What is repetitive dive?
Repetitive Dive. This is any dive that you make before you have completely offgassed from any previous dive or dives. Residual Nitrogen Time (RNT) This is the amount of time you must consider as already having been spent at a given depth for a planned repetitive dive.
How many dives can I do in a day?
PADI standards limit students to 3 training dives per day. However mixing training and non-training dives is a bit of a grey area. A student could do 3 training dives and then a fun dive and that doesn’t violate any PADI standard.
At what depth do you need to decompress?
The need to do decompression stops increases with depth. A diver at 6 metres (20 ft) may be able to dive for many hours without needing to do decompression stops. At depths greater than 40 metres (130 ft), a diver may have only a few minutes at the deepest part of the dive before decompression stops are needed.
How long can a scuba diver stay at 100 feet?
Nitrogen is absorbed more readily at deeper depths, making how long can you SCUBA dive dependent on how deep you are. For instance, the time you can spend SCUBA diving at 100 feet is 20 minutes whereas if you limit your dive depth to 35 feet, you could stay for 205 minutes (if you had enough air).
What is the no decompression limit for 60 feet?
What is the No Decompression Limit for 60 feet? The NDL or No-Stop time for 60 feet / 18 meters is 56 minutes according to the Recreational Dive Planner.
How long can you dive at 60 feet?
A not uncommon 2 tank dive trip might be the first dive at a max of 90 feet with a max time underwater of 35 minutes while the second dive might have a profile of max depth of 60 feet with a max time underwater of 50 minutes.
How long do you have to wait to dive after flying?
How long of a wait is really required? DiveCompare author Mike, notes that, “…the recommendation set out by PADI [the Professional Association of Diving Instructors] is: For single dives, a minimum preflight surface interval of at least 12 hours is recommended.
What is no stop time diving?
A “no-decompression”, or “no-stop” dive is a dive that needs no decompression stops during the ascent according to the chosen algorithm or tables, and relies on a controlled ascent rate for the elimination of excess inert gases. In effect, the diver is doing continuous decompression during the ascent.
What is bottom time in diving?
bottom time. Time used in calculating decompression obligation from decompression tables. For most tables this is defined as the elapsed time from starting the descent to starting the final ascent to the surface, excluding ascent and decompression time.
How do you decompress when diving?
Decompression diving involves on-gassing more nitrogen, which means a diver must make a series of stops during his ascent.
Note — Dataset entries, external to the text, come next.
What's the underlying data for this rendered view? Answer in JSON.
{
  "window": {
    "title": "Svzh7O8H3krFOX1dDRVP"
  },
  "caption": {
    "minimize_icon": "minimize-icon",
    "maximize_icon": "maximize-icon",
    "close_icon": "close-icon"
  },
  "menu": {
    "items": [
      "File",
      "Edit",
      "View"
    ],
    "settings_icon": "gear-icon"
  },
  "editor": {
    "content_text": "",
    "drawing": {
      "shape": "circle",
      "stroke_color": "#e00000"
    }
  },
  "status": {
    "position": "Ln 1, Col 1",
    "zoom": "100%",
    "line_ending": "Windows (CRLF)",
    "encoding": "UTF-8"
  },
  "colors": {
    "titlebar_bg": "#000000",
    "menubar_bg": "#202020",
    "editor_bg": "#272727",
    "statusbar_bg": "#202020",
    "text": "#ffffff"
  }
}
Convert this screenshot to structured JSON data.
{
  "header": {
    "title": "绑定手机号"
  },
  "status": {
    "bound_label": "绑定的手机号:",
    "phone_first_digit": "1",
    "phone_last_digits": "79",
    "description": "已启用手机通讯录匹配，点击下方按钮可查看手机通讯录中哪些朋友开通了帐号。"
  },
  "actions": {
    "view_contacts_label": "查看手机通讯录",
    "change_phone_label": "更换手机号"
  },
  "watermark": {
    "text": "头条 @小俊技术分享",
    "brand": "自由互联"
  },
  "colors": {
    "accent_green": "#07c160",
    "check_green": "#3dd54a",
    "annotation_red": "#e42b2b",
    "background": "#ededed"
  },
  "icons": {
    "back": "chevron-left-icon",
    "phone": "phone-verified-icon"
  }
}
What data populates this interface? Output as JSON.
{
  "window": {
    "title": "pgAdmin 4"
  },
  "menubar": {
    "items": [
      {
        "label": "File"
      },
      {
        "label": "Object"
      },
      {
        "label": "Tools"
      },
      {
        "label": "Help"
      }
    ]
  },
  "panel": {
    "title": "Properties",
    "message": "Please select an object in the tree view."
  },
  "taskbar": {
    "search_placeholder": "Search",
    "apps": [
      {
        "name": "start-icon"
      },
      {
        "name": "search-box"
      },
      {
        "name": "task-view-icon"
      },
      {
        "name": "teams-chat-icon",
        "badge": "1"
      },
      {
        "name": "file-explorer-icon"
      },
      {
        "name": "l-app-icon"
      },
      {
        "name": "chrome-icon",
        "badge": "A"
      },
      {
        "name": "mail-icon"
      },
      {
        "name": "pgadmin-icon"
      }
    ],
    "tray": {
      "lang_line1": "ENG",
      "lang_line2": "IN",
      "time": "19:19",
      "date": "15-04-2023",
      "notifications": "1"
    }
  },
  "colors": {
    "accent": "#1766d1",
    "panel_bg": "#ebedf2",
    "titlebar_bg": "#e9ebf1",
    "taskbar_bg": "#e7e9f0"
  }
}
Each stop allows time for gas to move out of the tissues and back to the lungs. The diver then continues to move closer to the surface between each decompression stop.